> THE PROBLEM
Each entry needs to be retyped exactly, with nothing added or dropped.

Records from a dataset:
__________________________________________________
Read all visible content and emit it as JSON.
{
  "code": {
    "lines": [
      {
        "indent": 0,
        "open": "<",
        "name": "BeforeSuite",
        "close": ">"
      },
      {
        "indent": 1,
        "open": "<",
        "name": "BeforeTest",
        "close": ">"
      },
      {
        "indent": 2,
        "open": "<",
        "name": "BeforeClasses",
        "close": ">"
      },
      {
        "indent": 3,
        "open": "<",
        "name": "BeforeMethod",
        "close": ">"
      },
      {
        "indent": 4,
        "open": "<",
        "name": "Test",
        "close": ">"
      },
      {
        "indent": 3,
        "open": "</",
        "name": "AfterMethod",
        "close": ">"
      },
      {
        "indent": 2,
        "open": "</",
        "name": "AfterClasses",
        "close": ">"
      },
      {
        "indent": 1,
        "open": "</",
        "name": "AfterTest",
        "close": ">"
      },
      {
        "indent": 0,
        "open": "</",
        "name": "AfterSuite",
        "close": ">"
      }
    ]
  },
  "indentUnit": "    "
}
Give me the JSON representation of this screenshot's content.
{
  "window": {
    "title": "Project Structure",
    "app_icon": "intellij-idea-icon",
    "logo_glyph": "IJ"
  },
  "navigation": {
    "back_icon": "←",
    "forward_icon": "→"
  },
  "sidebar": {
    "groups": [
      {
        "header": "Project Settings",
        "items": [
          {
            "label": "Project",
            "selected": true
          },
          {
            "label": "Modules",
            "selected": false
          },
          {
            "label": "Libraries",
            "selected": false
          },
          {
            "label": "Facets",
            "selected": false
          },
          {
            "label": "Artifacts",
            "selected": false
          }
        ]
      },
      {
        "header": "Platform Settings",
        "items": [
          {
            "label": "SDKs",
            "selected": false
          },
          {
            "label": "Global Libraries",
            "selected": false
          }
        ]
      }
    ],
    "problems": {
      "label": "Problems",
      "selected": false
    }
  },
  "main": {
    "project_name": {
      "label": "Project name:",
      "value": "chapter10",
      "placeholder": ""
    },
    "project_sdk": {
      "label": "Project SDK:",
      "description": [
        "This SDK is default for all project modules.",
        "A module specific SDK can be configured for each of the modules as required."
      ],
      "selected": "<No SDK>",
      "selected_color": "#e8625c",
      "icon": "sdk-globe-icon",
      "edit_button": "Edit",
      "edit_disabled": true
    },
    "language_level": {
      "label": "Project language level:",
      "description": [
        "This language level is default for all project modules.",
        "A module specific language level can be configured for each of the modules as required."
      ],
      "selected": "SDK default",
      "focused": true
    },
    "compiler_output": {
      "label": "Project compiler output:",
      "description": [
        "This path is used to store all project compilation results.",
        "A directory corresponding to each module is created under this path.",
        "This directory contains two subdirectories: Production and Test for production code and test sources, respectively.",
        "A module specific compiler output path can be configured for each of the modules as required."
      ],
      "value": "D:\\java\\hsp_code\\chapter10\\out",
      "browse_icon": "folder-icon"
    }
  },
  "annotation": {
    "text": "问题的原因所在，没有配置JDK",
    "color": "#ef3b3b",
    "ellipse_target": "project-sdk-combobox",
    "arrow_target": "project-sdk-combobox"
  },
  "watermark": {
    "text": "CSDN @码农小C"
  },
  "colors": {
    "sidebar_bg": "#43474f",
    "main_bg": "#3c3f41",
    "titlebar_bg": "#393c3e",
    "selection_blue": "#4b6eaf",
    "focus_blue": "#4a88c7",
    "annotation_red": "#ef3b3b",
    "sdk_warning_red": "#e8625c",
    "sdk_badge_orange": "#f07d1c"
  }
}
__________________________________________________
> PROBLEM SOLUTION
Read all visible content and emit it as JSON.
{
  "code": {
    "lines": [
      {
        "indent": 0,
        "open": "<",
        "name": "BeforeSuite",
        "close": ">"
      },
      {
        "indent": 1,
        "open": "<",
        "name": "BeforeTest",
        "close": ">"
      },
      {
        "indent": 2,
        "open": "<",
        "name": "BeforeClasses",
        "close": ">"
      },
      {
        "indent": 3,
        "open": "<",
        "name": "BeforeMethod",
        "close": ">"
      },
      {
        "indent": 4,
        "open": "<",
        "name": "Test",
        "close": ">"
      },
      {
        "indent": 3,
        "open": "</",
        "name": "AfterMethod",
        "close": ">"
      },
      {
        "indent": 2,
        "open": "</",
        "name": "AfterClasses",
        "close": ">"
      },
      {
        "indent": 1,
        "open": "</",
        "name": "AfterTest",
        "close": ">"
      },
      {
        "indent": 0,
        "open": "</",
        "name": "AfterSuite",
        "close": ">"
      }
    ]
  },
  "indentUnit": "    "
}
Give me the JSON representation of this screenshot's content.
{
  "window": {
    "title": "Project Structure",
    "app_icon": "intellij-idea-icon",
    "logo_glyph": "IJ"
  },
  "navigation": {
    "back_icon": "←",
    "forward_icon": "→"
  },
  "sidebar": {
    "groups": [
      {
        "header": "Project Settings",
        "items": [
          {
            "label": "Project",
            "selected": true
          },
          {
            "label": "Modules",
            "selected": false
          },
          {
            "label": "Libraries",
            "selected": false
          },
          {
            "label": "Facets",
            "selected": false
          },
          {
            "label": "Artifacts",
            "selected": false
          }
        ]
      },
      {
        "header": "Platform Settings",
        "items": [
          {
            "label": "SDKs",
            "selected": false
          },
          {
            "label": "Global Libraries",
            "selected": false
          }
        ]
      }
    ],
    "problems": {
      "label": "Problems",
      "selected": false
    }
  },
  "main": {
    "project_name": {
      "label": "Project name:",
      "value": "chapter10",
      "placeholder": ""
    },
    "project_sdk": {
      "label": "Project SDK:",
      "description": [
        "This SDK is default for all project modules.",
        "A module specific SDK can be configured for each of the modules as required."
      ],
      "selected": "<No SDK>",
      "selected_color": "#e8625c",
      "icon": "sdk-globe-icon",
      "edit_button": "Edit",
      "edit_disabled": true
    },
    "language_level": {
      "label": "Project language level:",
      "description": [
        "This language level is default for all project modules.",
        "A module specific language level can be configured for each of the modules as required."
      ],
      "selected": "SDK default",
      "focused": true
    },
    "compiler_output": {
      "label": "Project compiler output:",
      "description": [
        "This path is used to store all project compilation results.",
        "A directory corresponding to each module is created under this path.",
        "This directory contains two subdirectories: Production and Test for production code and test sources, respectively.",
        "A module specific compiler output path can be configured for each of the modules as required."
      ],
      "value": "D:\\java\\hsp_code\\chapter10\\out",
      "browse_icon": "folder-icon"
    }
  },
  "annotation": {
    "text": "问题的原因所在，没有配置JDK",
    "color": "#ef3b3b",
    "ellipse_target": "project-sdk-combobox",
    "arrow_target": "project-sdk-combobox"
  },
  "watermark": {
    "text": "CSDN @码农小C"
  },
  "colors": {
    "sidebar_bg": "#43474f",
    "main_bg": "#3c3f41",
    "titlebar_bg": "#393c3e",
    "selection_blue": "#4b6eaf",
    "focus_blue": "#4a88c7",
    "annotation_red": "#ef3b3b",
    "sdk_warning_red": "#e8625c",
    "sdk_badge_orange": "#f07d1c"
  }
}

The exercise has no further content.